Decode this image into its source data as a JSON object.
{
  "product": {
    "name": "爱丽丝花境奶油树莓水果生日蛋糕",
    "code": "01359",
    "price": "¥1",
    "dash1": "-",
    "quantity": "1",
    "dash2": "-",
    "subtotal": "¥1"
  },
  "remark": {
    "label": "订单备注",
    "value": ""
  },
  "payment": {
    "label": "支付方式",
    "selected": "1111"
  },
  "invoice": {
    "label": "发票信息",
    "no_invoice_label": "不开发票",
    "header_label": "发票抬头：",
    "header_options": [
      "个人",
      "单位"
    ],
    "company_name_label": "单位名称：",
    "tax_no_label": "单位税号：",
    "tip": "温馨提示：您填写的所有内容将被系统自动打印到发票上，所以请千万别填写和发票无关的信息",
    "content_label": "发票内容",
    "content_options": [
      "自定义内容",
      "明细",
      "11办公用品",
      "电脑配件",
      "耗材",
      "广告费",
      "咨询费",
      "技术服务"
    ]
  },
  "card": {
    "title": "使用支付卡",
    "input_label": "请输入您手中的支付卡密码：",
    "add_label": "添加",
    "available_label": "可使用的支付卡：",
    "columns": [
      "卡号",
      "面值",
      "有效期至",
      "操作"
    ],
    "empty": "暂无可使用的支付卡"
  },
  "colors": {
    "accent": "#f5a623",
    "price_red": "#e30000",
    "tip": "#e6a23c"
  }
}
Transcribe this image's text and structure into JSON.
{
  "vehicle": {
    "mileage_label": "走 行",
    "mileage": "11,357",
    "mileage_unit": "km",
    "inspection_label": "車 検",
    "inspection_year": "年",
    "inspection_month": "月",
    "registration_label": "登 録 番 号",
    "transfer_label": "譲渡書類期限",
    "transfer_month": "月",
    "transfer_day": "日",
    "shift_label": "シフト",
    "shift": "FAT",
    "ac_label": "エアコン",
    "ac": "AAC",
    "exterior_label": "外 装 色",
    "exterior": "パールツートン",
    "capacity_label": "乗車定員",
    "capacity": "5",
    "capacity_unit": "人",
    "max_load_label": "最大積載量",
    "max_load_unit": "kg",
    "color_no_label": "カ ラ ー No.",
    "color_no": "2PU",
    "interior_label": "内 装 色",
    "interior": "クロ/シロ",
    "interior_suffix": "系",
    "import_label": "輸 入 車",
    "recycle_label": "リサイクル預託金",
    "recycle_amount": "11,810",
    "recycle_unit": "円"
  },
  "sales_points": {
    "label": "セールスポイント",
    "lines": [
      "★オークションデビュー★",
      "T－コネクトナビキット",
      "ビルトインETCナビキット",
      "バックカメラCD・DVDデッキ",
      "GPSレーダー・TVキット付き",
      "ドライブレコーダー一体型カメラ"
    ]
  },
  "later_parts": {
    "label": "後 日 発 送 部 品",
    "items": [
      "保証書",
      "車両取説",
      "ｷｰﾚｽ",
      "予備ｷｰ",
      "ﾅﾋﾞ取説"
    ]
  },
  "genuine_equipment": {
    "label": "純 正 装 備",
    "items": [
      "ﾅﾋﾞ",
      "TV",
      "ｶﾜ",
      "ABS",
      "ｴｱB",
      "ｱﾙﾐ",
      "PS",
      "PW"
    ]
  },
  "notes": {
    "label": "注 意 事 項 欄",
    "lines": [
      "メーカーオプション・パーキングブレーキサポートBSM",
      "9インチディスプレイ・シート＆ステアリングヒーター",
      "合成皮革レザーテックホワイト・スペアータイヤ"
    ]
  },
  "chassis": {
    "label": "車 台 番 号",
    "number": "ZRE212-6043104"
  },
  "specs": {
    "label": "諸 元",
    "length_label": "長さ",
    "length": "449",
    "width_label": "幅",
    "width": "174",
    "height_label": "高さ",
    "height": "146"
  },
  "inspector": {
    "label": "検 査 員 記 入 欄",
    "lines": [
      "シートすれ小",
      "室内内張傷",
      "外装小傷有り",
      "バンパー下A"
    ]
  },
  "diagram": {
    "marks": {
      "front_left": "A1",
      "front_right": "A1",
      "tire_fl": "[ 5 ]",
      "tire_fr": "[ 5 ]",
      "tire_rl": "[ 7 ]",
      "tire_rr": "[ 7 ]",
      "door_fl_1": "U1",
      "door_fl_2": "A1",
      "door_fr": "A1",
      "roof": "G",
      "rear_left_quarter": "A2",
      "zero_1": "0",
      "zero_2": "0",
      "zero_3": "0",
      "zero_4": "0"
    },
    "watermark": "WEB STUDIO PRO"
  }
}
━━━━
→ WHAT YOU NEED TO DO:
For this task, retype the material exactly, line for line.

→ RESULT OF THIS TASK:
Decode this image into its source data as a JSON object.
{
  "product": {
    "name": "爱丽丝花境奶油树莓水果生日蛋糕",
    "code": "01359",
    "price": "¥1",
    "dash1": "-",
    "quantity": "1",
    "dash2": "-",
    "subtotal": "¥1"
  },
  "remark": {
    "label": "订单备注",
    "value": ""
  },
  "payment": {
    "label": "支付方式",
    "selected": "1111"
  },
  "invoice": {
    "label": "发票信息",
    "no_invoice_label": "不开发票",
    "header_label": "发票抬头：",
    "header_options": [
      "个人",
      "单位"
    ],
    "company_name_label": "单位名称：",
    "tax_no_label": "单位税号：",
    "tip": "温馨提示：您填写的所有内容将被系统自动打印到发票上，所以请千万别填写和发票无关的信息",
    "content_label": "发票内容",
    "content_options": [
      "自定义内容",
      "明细",
      "11办公用品",
      "电脑配件",
      "耗材",
      "广告费",
      "咨询费",
      "技术服务"
    ]
  },
  "card": {
    "title": "使用支付卡",
    "input_label": "请输入您手中的支付卡密码：",
    "add_label": "添加",
    "available_label": "可使用的支付卡：",
    "columns": [
      "卡号",
      "面值",
      "有效期至",
      "操作"
    ],
    "empty": "暂无可使用的支付卡"
  },
  "colors": {
    "accent": "#f5a623",
    "price_red": "#e30000",
    "tip": "#e6a23c"
  }
}
Transcribe this image's text and structure into JSON.
{
  "vehicle": {
    "mileage_label": "走 行",
    "mileage": "11,357",
    "mileage_unit": "km",
    "inspection_label": "車 検",
    "inspection_year": "年",
    "inspection_month": "月",
    "registration_label": "登 録 番 号",
    "transfer_label": "譲渡書類期限",
    "transfer_month": "月",
    "transfer_day": "日",
    "shift_label": "シフト",
    "shift": "FAT",
    "ac_label": "エアコン",
    "ac": "AAC",
    "exterior_label": "外 装 色",
    "exterior": "パールツートン",
    "capacity_label": "乗車定員",
    "capacity": "5",
    "capacity_unit": "人",
    "max_load_label": "最大積載量",
    "max_load_unit": "kg",
    "color_no_label": "カ ラ ー No.",
    "color_no": "2PU",
    "interior_label": "内 装 色",
    "interior": "クロ/シロ",
    "interior_suffix": "系",
    "import_label": "輸 入 車",
    "recycle_label": "リサイクル預託金",
    "recycle_amount": "11,810",
    "recycle_unit": "円"
  },
  "sales_points": {
    "label": "セールスポイント",
    "lines": [
      "★オークションデビュー★",
      "T－コネクトナビキット",
      "ビルトインETCナビキット",
      "バックカメラCD・DVDデッキ",
      "GPSレーダー・TVキット付き",
      "ドライブレコーダー一体型カメラ"
    ]
  },
  "later_parts": {
    "label": "後 日 発 送 部 品",
    "items": [
      "保証書",
      "車両取説",
      "ｷｰﾚｽ",
      "予備ｷｰ",
      "ﾅﾋﾞ取説"
    ]
  },
  "genuine_equipment": {
    "label": "純 正 装 備",
    "items": [
      "ﾅﾋﾞ",
      "TV",
      "ｶﾜ",
      "ABS",
      "ｴｱB",
      "ｱﾙﾐ",
      "PS",
      "PW"
    ]
  },
  "notes": {
    "label": "注 意 事 項 欄",
    "lines": [
      "メーカーオプション・パーキングブレーキサポートBSM",
      "9インチディスプレイ・シート＆ステアリングヒーター",
      "合成皮革レザーテックホワイト・スペアータイヤ"
    ]
  },
  "chassis": {
    "label": "車 台 番 号",
    "number": "ZRE212-6043104"
  },
  "specs": {
    "label": "諸 元",
    "length_label": "長さ",
    "length": "449",
    "width_label": "幅",
    "width": "174",
    "height_label": "高さ",
    "height": "146"
  },
  "inspector": {
    "label": "検 査 員 記 入 欄",
    "lines": [
      "シートすれ小",
      "室内内張傷",
      "外装小傷有り",
      "バンパー下A"
    ]
  },
  "diagram": {
    "marks": {
      "front_left": "A1",
      "front_right": "A1",
      "tire_fl": "[ 5 ]",
      "tire_fr": "[ 5 ]",
      "tire_rl": "[ 7 ]",
      "tire_rr": "[ 7 ]",
      "door_fl_1": "U1",
      "door_fl_2": "A1",
      "door_fr": "A1",
      "roof": "G",
      "rear_left_quarter": "A2",
      "zero_1": "0",
      "zero_2": "0",
      "zero_3": "0",
      "zero_4": "0"
    },
    "watermark": "WEB STUDIO PRO"
  }
}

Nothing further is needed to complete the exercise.